> **AIM OF THE TASK**
The answer must be every line of the data that holds the word "date".
GIVEN INFORMATION Block Start
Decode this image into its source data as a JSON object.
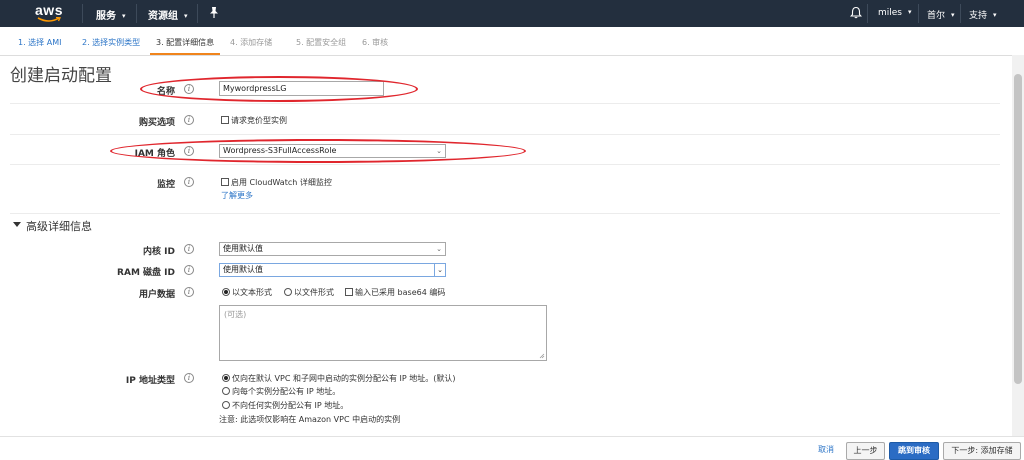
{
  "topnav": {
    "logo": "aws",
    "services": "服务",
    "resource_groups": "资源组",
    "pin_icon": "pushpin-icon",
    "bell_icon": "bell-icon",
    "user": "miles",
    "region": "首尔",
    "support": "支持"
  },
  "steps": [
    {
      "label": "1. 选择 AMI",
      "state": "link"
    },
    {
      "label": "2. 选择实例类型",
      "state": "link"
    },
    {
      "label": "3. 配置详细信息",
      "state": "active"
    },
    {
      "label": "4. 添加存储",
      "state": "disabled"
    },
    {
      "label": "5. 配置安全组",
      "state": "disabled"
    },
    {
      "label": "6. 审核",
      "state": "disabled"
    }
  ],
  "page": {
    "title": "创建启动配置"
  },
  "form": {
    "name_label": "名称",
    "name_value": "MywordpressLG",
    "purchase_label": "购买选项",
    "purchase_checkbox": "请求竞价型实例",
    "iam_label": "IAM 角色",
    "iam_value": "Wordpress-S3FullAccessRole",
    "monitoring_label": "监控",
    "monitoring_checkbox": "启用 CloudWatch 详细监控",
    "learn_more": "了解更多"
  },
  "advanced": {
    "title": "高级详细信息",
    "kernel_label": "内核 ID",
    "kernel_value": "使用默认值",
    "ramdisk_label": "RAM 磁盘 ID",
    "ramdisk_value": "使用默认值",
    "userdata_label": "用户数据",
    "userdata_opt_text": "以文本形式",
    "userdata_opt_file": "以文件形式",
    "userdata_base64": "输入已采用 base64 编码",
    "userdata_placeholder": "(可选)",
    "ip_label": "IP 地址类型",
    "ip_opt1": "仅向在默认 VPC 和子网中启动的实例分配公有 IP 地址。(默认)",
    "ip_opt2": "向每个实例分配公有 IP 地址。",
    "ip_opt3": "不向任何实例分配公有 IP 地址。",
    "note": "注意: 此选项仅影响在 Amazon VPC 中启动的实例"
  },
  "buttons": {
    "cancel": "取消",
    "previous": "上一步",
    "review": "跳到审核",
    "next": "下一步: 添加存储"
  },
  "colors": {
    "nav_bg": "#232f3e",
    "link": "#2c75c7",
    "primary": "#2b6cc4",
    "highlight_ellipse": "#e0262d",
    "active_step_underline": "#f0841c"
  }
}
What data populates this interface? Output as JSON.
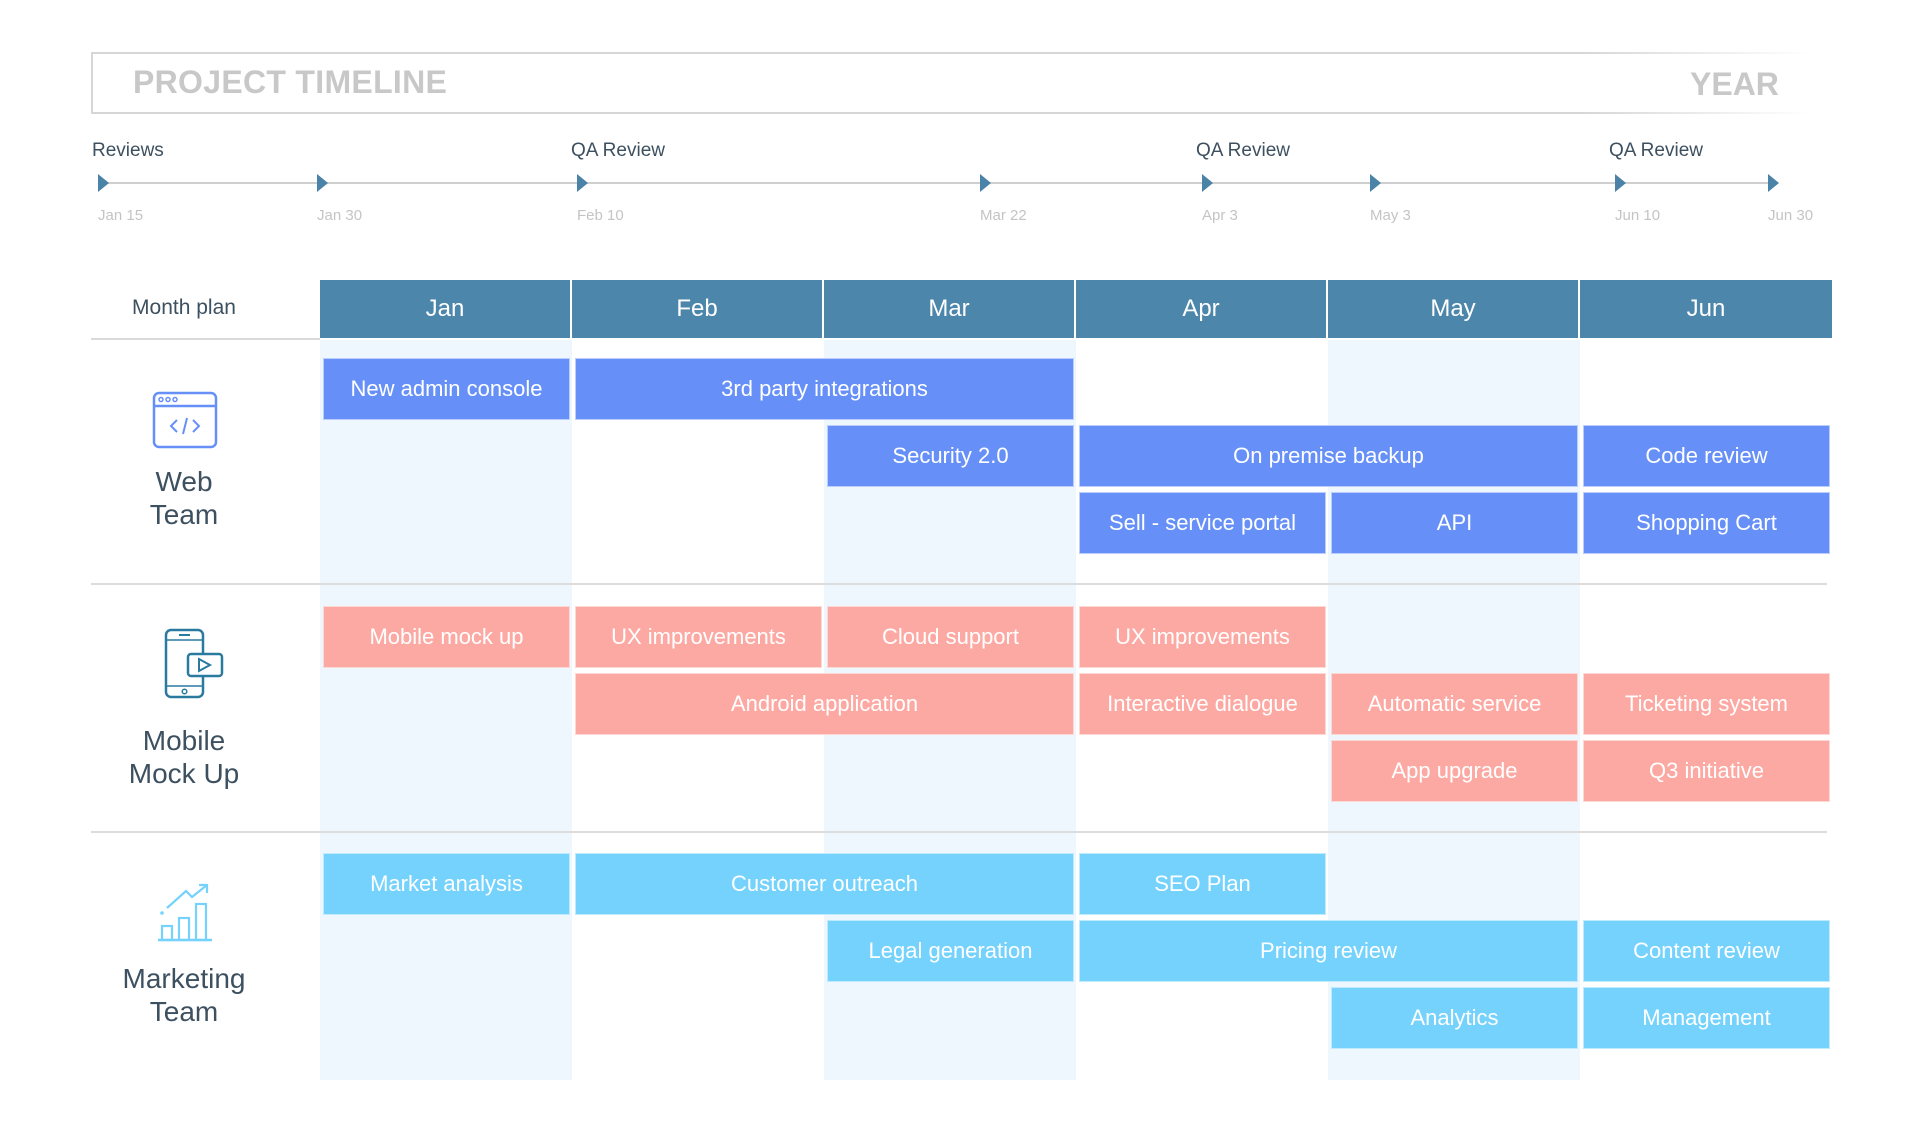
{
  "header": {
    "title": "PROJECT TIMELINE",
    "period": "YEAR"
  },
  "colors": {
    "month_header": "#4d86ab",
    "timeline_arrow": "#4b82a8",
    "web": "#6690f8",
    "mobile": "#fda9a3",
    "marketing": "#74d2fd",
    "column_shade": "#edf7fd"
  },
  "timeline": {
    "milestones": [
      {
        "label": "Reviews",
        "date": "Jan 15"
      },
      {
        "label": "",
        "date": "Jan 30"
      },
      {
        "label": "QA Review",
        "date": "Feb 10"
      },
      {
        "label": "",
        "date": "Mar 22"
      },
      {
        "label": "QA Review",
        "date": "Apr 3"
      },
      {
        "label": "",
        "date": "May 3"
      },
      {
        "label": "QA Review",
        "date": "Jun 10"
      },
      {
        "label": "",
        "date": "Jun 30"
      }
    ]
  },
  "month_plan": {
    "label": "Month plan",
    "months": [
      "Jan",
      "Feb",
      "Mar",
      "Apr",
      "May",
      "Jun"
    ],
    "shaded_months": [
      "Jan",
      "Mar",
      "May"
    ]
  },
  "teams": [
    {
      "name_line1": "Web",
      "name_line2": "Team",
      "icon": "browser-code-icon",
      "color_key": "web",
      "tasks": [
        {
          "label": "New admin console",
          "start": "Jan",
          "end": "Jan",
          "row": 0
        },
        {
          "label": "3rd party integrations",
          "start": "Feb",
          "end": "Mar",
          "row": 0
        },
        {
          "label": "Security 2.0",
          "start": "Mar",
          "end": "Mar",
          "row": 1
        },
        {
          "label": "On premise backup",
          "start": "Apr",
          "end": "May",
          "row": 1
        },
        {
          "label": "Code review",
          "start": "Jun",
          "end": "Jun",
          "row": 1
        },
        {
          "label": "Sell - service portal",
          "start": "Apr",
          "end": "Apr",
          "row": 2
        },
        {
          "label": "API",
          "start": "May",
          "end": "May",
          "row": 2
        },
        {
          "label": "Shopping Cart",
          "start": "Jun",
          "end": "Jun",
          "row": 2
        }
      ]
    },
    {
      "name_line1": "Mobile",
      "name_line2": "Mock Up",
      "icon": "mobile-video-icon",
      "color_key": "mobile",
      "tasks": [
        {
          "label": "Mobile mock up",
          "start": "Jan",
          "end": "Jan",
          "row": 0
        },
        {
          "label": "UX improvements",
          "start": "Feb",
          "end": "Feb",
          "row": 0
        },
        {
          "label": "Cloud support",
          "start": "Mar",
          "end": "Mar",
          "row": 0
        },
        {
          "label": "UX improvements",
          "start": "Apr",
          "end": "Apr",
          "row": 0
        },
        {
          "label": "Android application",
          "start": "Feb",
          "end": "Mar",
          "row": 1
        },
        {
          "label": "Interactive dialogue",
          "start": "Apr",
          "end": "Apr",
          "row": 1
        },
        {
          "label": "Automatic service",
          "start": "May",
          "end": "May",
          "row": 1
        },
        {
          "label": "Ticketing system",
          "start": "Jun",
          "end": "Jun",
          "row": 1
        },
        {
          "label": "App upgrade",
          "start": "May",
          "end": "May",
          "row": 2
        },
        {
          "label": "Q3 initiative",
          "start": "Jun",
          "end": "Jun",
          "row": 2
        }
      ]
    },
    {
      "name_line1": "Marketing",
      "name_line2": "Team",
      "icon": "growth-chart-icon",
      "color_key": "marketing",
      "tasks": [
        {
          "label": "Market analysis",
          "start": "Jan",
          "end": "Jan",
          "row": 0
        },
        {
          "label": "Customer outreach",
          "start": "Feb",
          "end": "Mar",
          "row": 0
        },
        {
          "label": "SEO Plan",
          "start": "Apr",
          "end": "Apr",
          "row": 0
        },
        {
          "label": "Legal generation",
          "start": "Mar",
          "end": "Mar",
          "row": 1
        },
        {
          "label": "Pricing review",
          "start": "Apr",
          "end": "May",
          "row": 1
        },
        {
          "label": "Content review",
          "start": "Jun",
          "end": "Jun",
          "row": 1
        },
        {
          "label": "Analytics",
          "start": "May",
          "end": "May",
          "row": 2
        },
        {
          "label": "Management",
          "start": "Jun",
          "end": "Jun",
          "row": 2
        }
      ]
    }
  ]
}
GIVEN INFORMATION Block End
> **REPLY**
        "date": "Jan 15"
        "date": "Jan 30"
        "date": "Feb 10"
        "date": "Mar 22"
        "date": "Apr 3"
        "date": "May 3"
        "date": "Jun 10"
        "date": "Jun 30"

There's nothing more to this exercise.